- [Work instruction]
Every line in the data below that holds "TITLE" should be found and copied.

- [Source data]
========

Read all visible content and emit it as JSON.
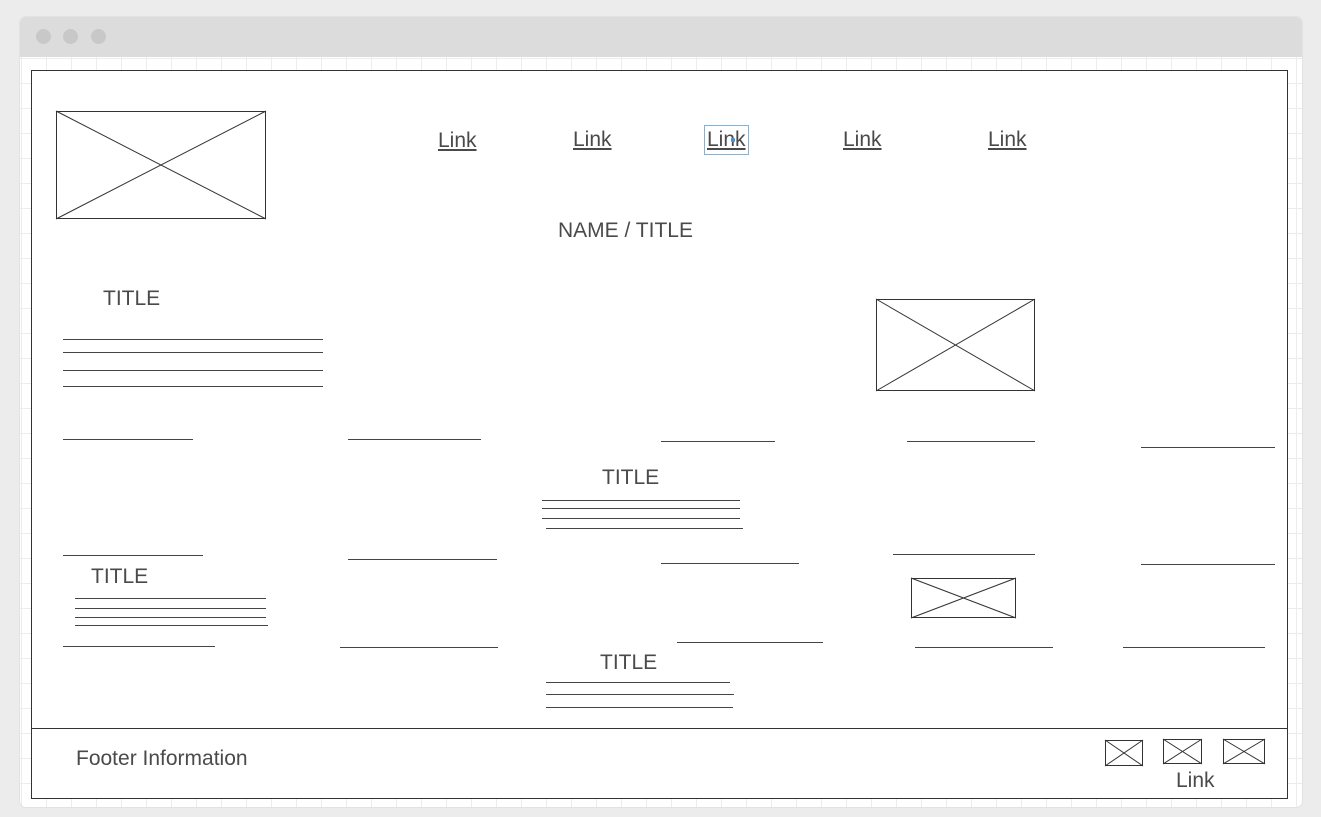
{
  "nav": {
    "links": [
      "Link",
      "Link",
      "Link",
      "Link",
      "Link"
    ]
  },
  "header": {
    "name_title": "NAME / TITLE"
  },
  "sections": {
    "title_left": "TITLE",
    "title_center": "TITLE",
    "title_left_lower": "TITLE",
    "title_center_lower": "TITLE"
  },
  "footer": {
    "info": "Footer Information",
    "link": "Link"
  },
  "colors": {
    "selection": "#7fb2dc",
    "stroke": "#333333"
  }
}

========

- [Solution]
    "name_title": "NAME / TITLE"
    "title_left": "TITLE",
    "title_center": "TITLE",
    "title_left_lower": "TITLE",
    "title_center_lower": "TITLE"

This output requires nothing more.